▶ Directions
Some lines of the records below include the word "false". Report how many, and write nothing besides the number.

:: Recorded information ::

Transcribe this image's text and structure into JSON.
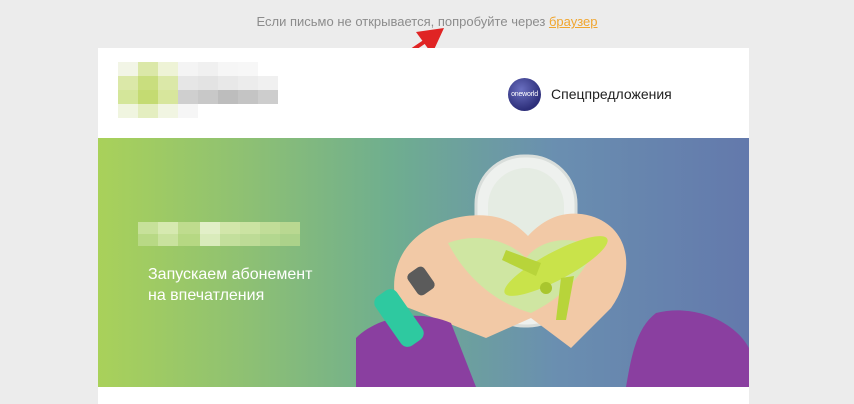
{
  "notice": {
    "text": "Если письмо не открывается, попробуйте через",
    "link_label": "браузер"
  },
  "header": {
    "oneworld_badge_text": "oneworld",
    "promo_label": "Спецпредложения"
  },
  "banner": {
    "headline_line1": "Запускаем абонемент",
    "headline_line2": "на впечатления"
  },
  "colors": {
    "page_bg": "#ececec",
    "link_color": "#f0a52e",
    "arrow_color": "#e02424",
    "banner_gradient_start": "#a9d15a",
    "banner_gradient_end": "#6379ac",
    "sleeve_color": "#8a3fa0",
    "watch_band_color": "#2ec9a0",
    "airplane_color": "#c9e34a"
  },
  "icons": {
    "arrow": "red-arrow-icon",
    "oneworld": "oneworld-logo-icon",
    "brand_logo": "pixelated-logo"
  }
}
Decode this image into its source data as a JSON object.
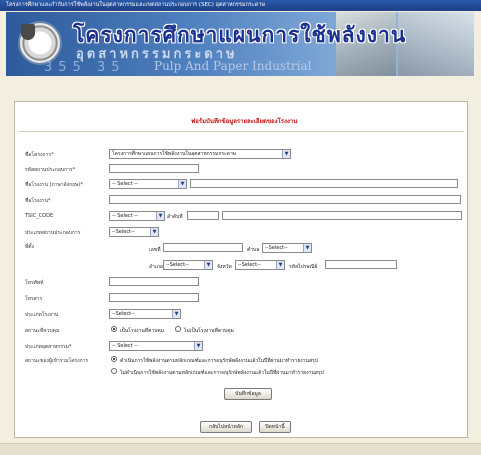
{
  "window": {
    "title": "โครงการศึกษาและกำกับการใช้พลังงานในอุตสาหกรรมและเขตสถานประกอบการ (SEC) อุตสาหกรรมกระดาษ"
  },
  "banner": {
    "title_main": "โครงการศึกษาแผนการใช้พลังงาน",
    "title_sub": "อุตสาหกรรมกระดาษ",
    "title_en": "Pulp And Paper Industrial",
    "numbers": "355 35"
  },
  "form": {
    "title": "ฟอร์มบันทึกข้อมูลรายละเอียดของโรงงาน",
    "project_label": "ชื่อโครงการ*",
    "project_value": "โครงการศึกษาแผนการใช้พลังงานในอุตสาหกรรมกระดาษ",
    "regno_label": "รหัสสถานประกอบการ*",
    "regno_value": "",
    "factory_en_label": "ชื่อโรงงาน (ภาษาอังกฤษ)*",
    "factory_en_select": "-- Select --",
    "factory_en_value": "",
    "factory_label": "ชื่อโรงงาน*",
    "factory_value": "",
    "tsic_label": "TSIC_CODE",
    "tsic_select": "-- Select --",
    "tsic_small_label": "ลำดับที่",
    "tsic_code_value": "",
    "tsic_desc_value": "",
    "biztype_label": "ประเภทสถานประกอบการ",
    "biztype_select": "--Select--",
    "address_label": "ที่ตั้ง",
    "house_no_label": "เลขที่",
    "house_no_value": "",
    "tambon_label": "ตำบล",
    "tambon_select": "--Select--",
    "amphoe_label": "อำเภอ",
    "amphoe_select": "--Select--",
    "province_label": "จังหวัด",
    "province_select": "--Select--",
    "postal_label": "รหัสไปรษณีย์",
    "postal_value": "",
    "phone_label": "โทรศัพท์",
    "phone_value": "",
    "fax_label": "โทรสาร",
    "fax_value": "",
    "factype_label": "ประเภทโรงงาน",
    "factype_select": "--Select--",
    "control_label": "สถานะที่ควบคุม",
    "control_opt1": "เป็นโรงงานที่ควบคุม",
    "control_opt2": "ไม่เป็นโรงงานที่ควบคุม",
    "industry_label": "ประเภทอุตสาหกรรม*",
    "industry_select": "-- Select --",
    "status_label": "สถานะของผู้เข้าร่วมโครงการ",
    "status_opt1": "ดำเนินการใช้พลังงานตามหลักเกณฑ์และการอนุรักษ์พลังงานแล้วในปีที่ผ่านมาทำรายงานสรุป",
    "status_opt2": "ไม่ดำเนินการใช้พลังงานตามหลักเกณฑ์และการอนุรักษ์พลังงานแล้วในปีที่ผ่านมาทำรายงานสรุป",
    "save_button": "บันทึกข้อมูล",
    "back_button": "กลับไปหน้าหลัก",
    "close_button": "ปิดหน้านี้"
  }
}
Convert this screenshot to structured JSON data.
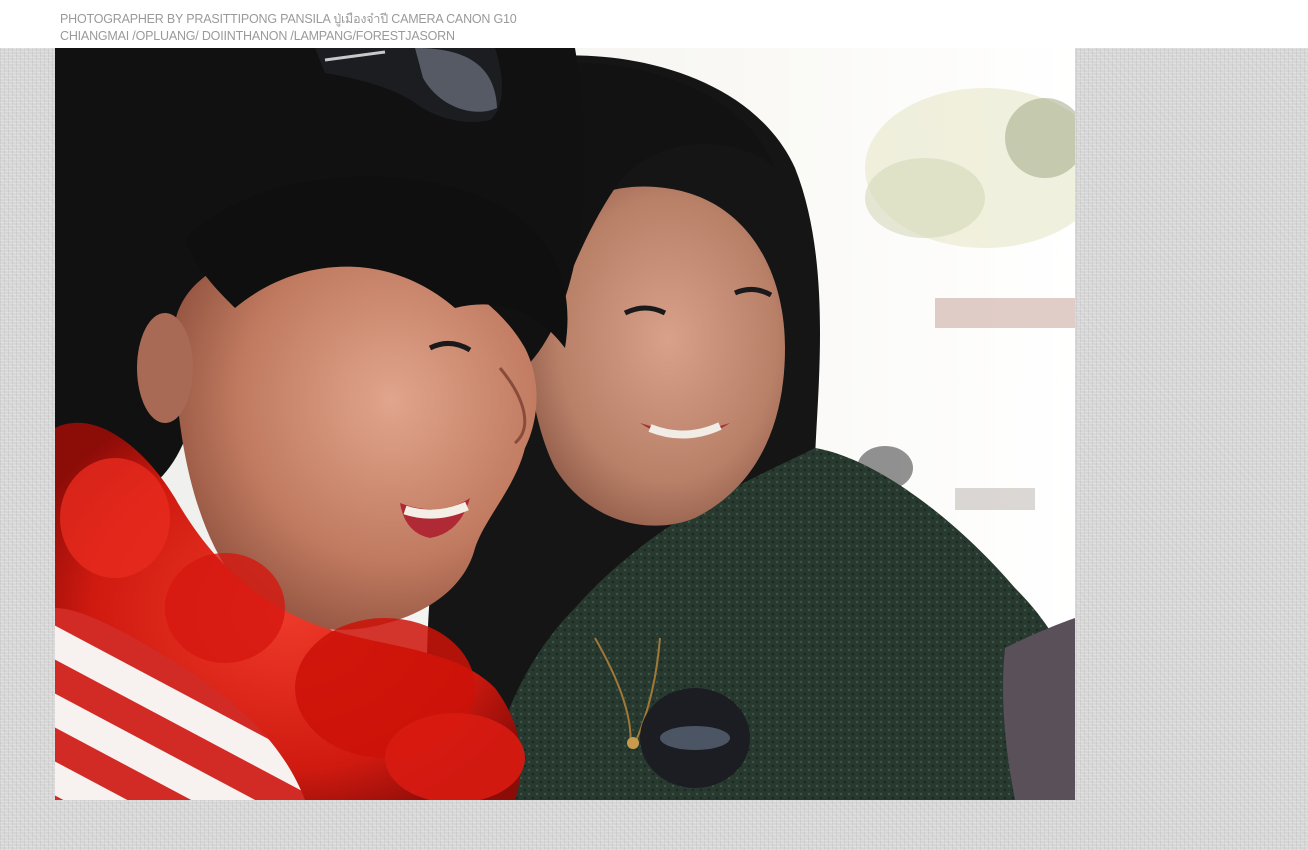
{
  "caption": {
    "line1": "PHOTOGRAPHER BY PRASITTIPONG PANSILA ปู่เมืองจ๋าปี CAMERA CANON G10",
    "line2": "CHIANGMAI /OPLUANG/ DOIINTHANON /LAMPANG/FORESTJASORN"
  },
  "photo": {
    "subject": "two smiling women looking down together",
    "colors": {
      "background": "#f4f2ee",
      "hair": "#141414",
      "skin_left": "#c07a60",
      "skin_right": "#b98068",
      "red_scarf": "#d81b12",
      "stripes_red": "#d22a24",
      "sweater": "#2a3a30",
      "sleeve": "#5a505a"
    }
  }
}
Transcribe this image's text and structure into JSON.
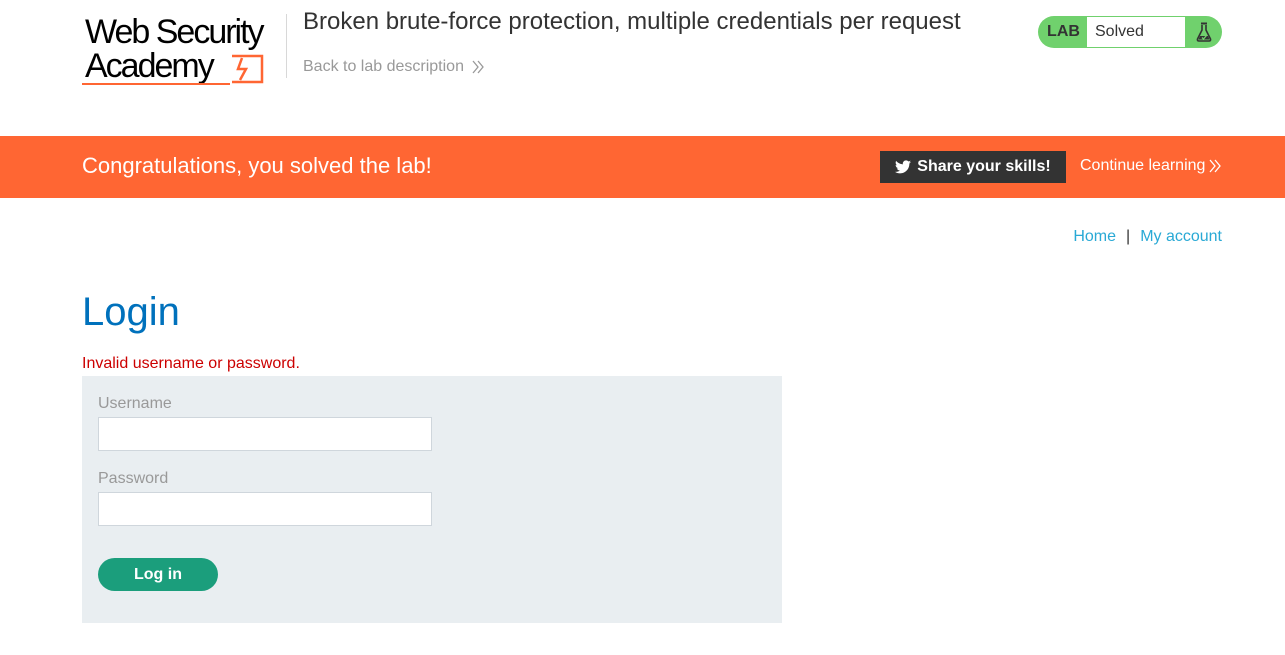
{
  "header": {
    "logo_text_line1": "Web Security",
    "logo_text_line2": "Academy",
    "lab_title": "Broken brute-force protection, multiple credentials per request",
    "back_link_label": "Back to lab description",
    "lab_badge_label": "LAB",
    "lab_status": "Solved"
  },
  "banner": {
    "message": "Congratulations, you solved the lab!",
    "share_label": "Share your skills!",
    "continue_label": "Continue learning"
  },
  "nav": {
    "home_label": "Home",
    "separator": "|",
    "account_label": "My account"
  },
  "login": {
    "heading": "Login",
    "error": "Invalid username or password.",
    "username_label": "Username",
    "username_value": "",
    "password_label": "Password",
    "password_value": "",
    "submit_label": "Log in"
  },
  "colors": {
    "banner": "#ff6633",
    "heading": "#0071bc",
    "link": "#29a9d5",
    "error": "#cc0000",
    "lab_badge": "#70d16d",
    "login_button": "#1b9e7c",
    "panel": "#e9eef1"
  },
  "icons": {
    "back": "double-chevron-right-icon",
    "share": "twitter-bird-icon",
    "continue": "double-chevron-right-icon",
    "lab": "flask-icon"
  }
}
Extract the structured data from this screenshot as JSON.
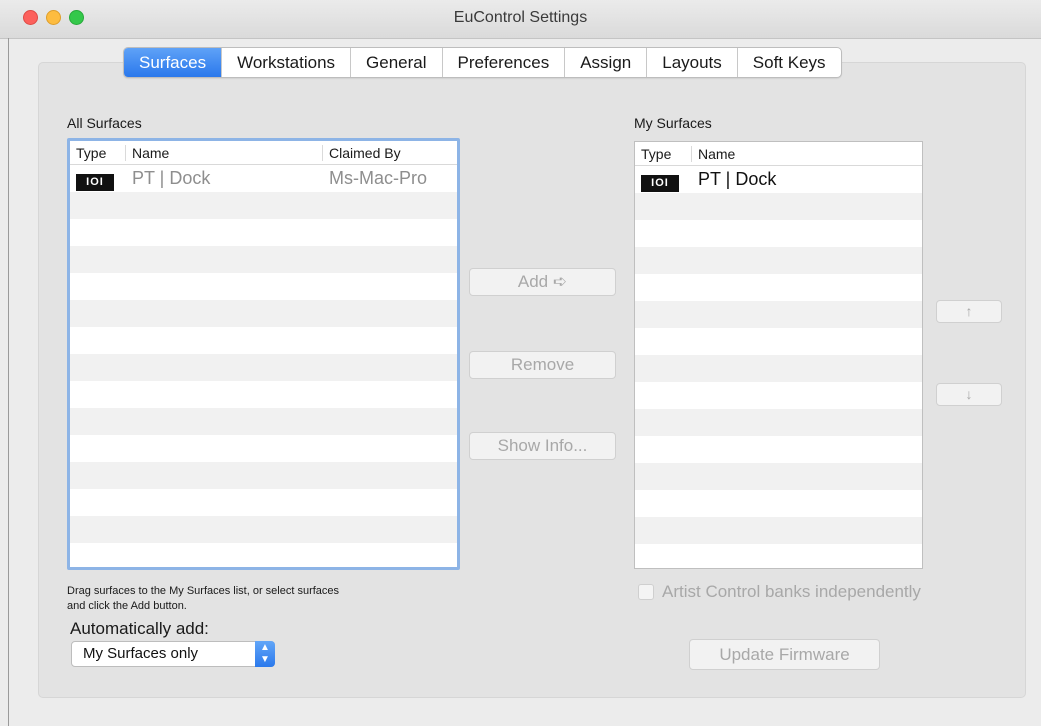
{
  "window": {
    "title": "EuControl Settings"
  },
  "tabs": [
    {
      "label": "Surfaces",
      "active": true
    },
    {
      "label": "Workstations"
    },
    {
      "label": "General"
    },
    {
      "label": "Preferences"
    },
    {
      "label": "Assign"
    },
    {
      "label": "Layouts"
    },
    {
      "label": "Soft Keys"
    }
  ],
  "all_surfaces": {
    "label": "All Surfaces",
    "columns": [
      "Type",
      "Name",
      "Claimed By"
    ],
    "rows": [
      {
        "type_icon": "IOI",
        "name": "PT | Dock",
        "claimed_by": "Ms-Mac-Pro"
      }
    ]
  },
  "my_surfaces": {
    "label": "My Surfaces",
    "columns": [
      "Type",
      "Name"
    ],
    "rows": [
      {
        "type_icon": "IOI",
        "name": "PT | Dock"
      }
    ]
  },
  "buttons": {
    "add": "Add ➪",
    "remove": "Remove",
    "show_info": "Show Info...",
    "move_up": "↑",
    "move_down": "↓",
    "update_firmware": "Update Firmware"
  },
  "hint": {
    "line1": "Drag surfaces to the My Surfaces list, or select surfaces",
    "line2": "and click the Add button."
  },
  "auto_add": {
    "label": "Automatically add:",
    "selected": "My Surfaces only"
  },
  "artist_control": {
    "label": "Artist Control banks independently",
    "checked": false,
    "enabled": false
  },
  "colors": {
    "accent": "#2a78ec",
    "list_focus_border": "#8db4e6",
    "disabled_text": "#a8a8a8"
  }
}
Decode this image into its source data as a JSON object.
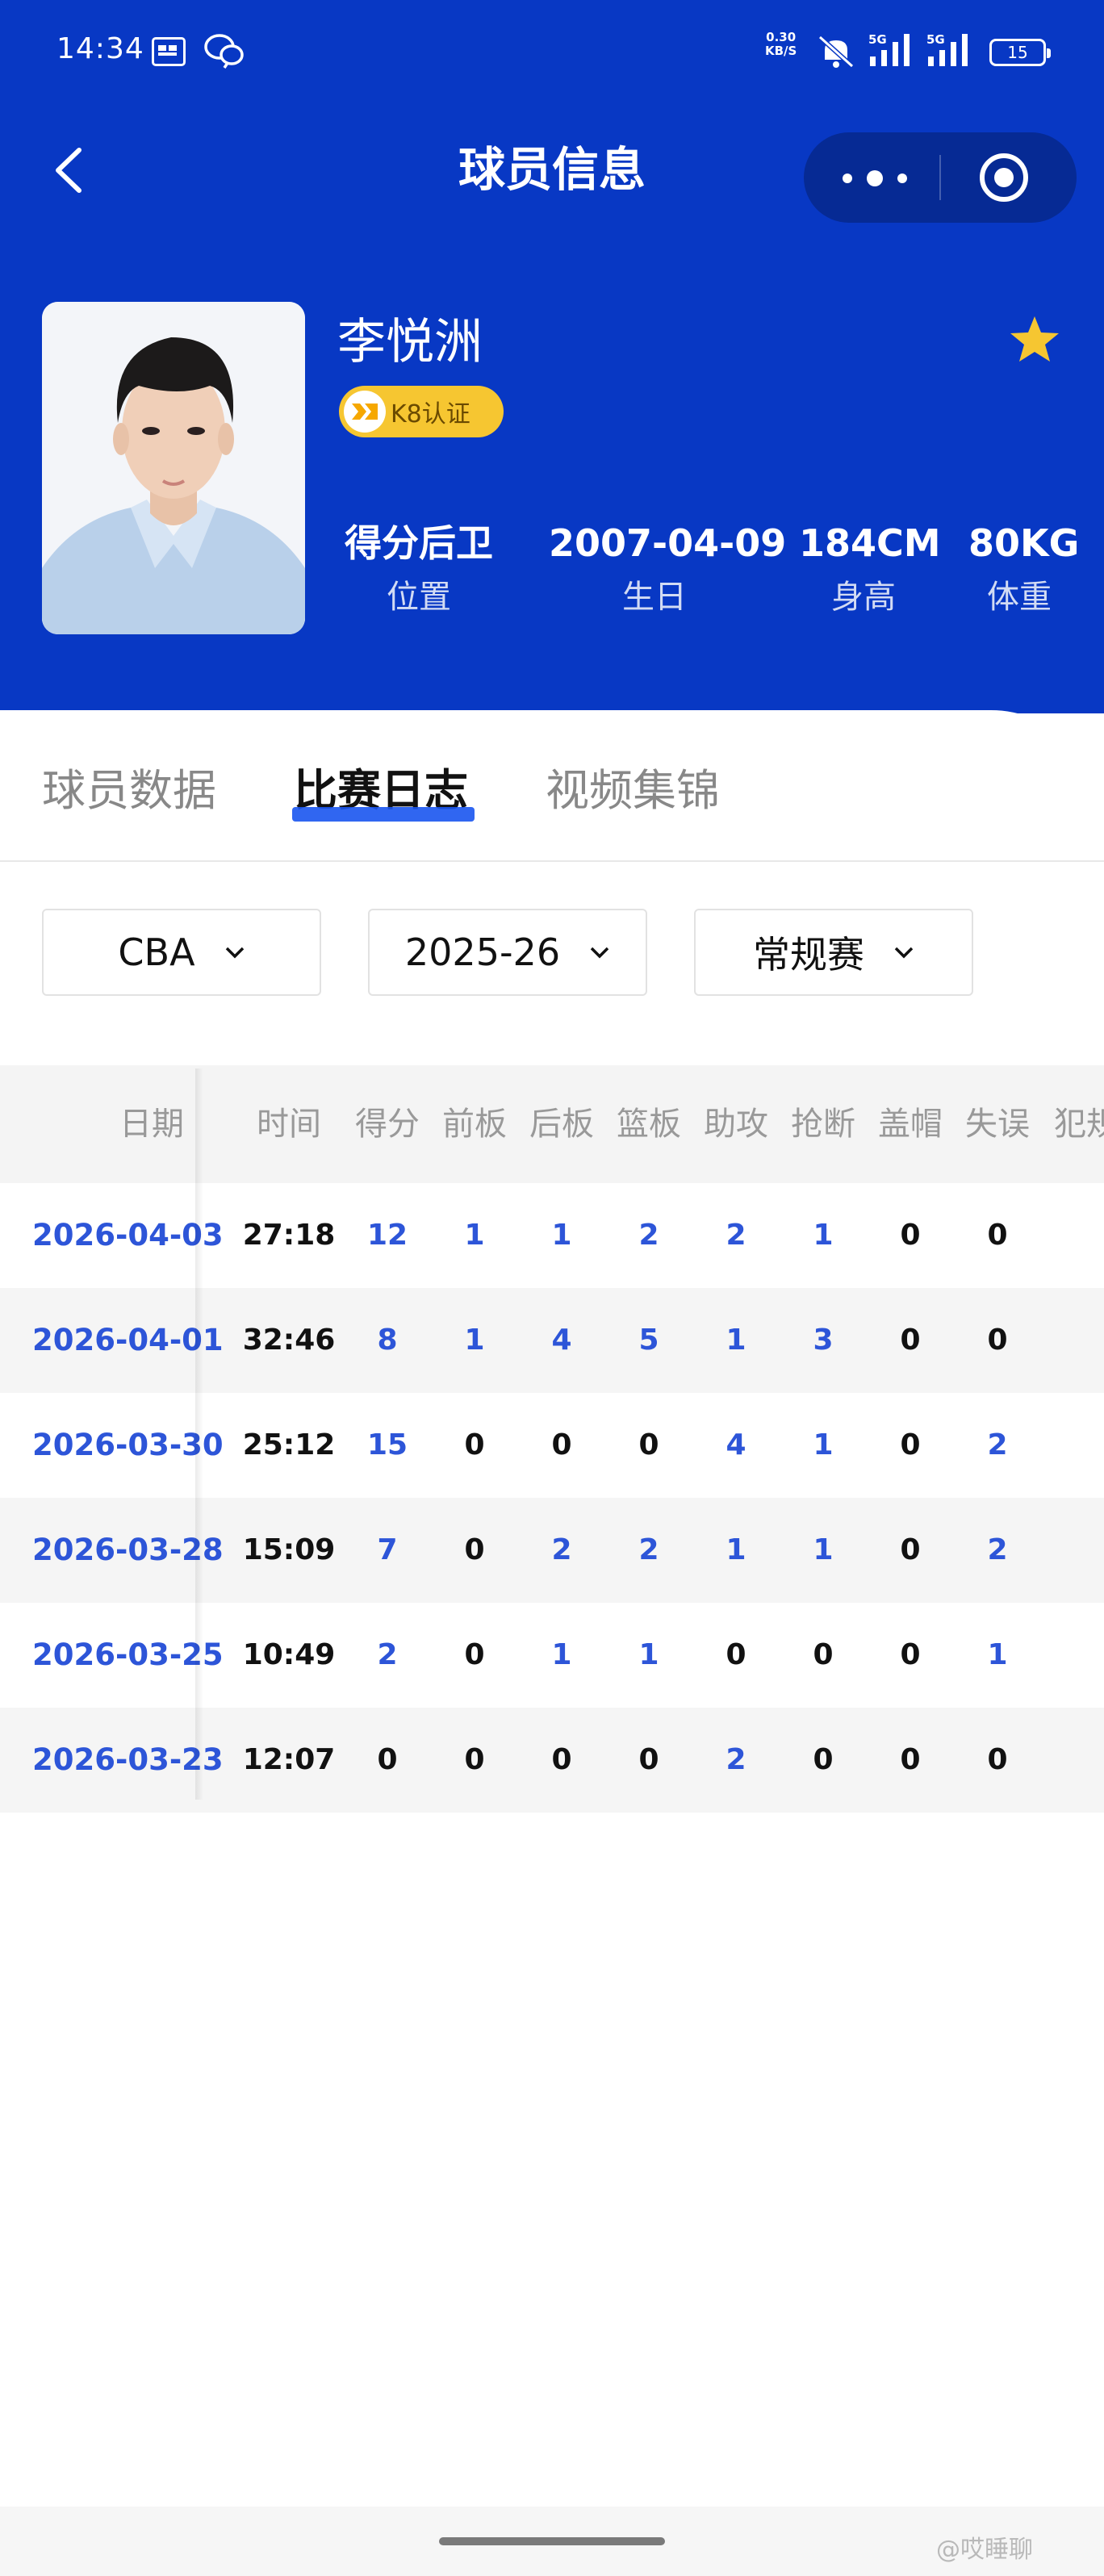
{
  "status_bar": {
    "time": "14:34",
    "net_speed": "0.30",
    "net_unit": "KB/S",
    "signal_1": "5G",
    "signal_2": "5G",
    "battery": "15"
  },
  "nav": {
    "title": "球员信息"
  },
  "player": {
    "name": "李悦洲",
    "badge": "K8认证",
    "favorited": true,
    "stats": [
      {
        "value": "得分后卫",
        "label": "位置"
      },
      {
        "value": "2007-04-09",
        "label": "生日"
      },
      {
        "value": "184CM",
        "label": "身高"
      },
      {
        "value": "80KG",
        "label": "体重"
      }
    ]
  },
  "tabs": [
    {
      "label": "球员数据",
      "active": false
    },
    {
      "label": "比赛日志",
      "active": true
    },
    {
      "label": "视频集锦",
      "active": false
    }
  ],
  "filters": [
    {
      "value": "CBA"
    },
    {
      "value": "2025-26"
    },
    {
      "value": "常规赛"
    }
  ],
  "table": {
    "columns": [
      "日期",
      "时间",
      "得分",
      "前板",
      "后板",
      "篮板",
      "助攻",
      "抢断",
      "盖帽",
      "失误",
      "犯规"
    ],
    "rows": [
      [
        "2026-04-03",
        "27:18",
        "12",
        "1",
        "1",
        "2",
        "2",
        "1",
        "0",
        "0"
      ],
      [
        "2026-04-01",
        "32:46",
        "8",
        "1",
        "4",
        "5",
        "1",
        "3",
        "0",
        "0"
      ],
      [
        "2026-03-30",
        "25:12",
        "15",
        "0",
        "0",
        "0",
        "4",
        "1",
        "0",
        "2"
      ],
      [
        "2026-03-28",
        "15:09",
        "7",
        "0",
        "2",
        "2",
        "1",
        "1",
        "0",
        "2"
      ],
      [
        "2026-03-25",
        "10:49",
        "2",
        "0",
        "1",
        "1",
        "0",
        "0",
        "0",
        "1"
      ],
      [
        "2026-03-23",
        "12:07",
        "0",
        "0",
        "0",
        "0",
        "2",
        "0",
        "0",
        "0"
      ]
    ]
  },
  "watermark": "@哎睡聊",
  "colors": {
    "header_blue": "#0838c4",
    "link_blue": "#2d55d8",
    "badge_gold": "#f6c631",
    "star_gold": "#f6c631"
  }
}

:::

▶ Exercise response
4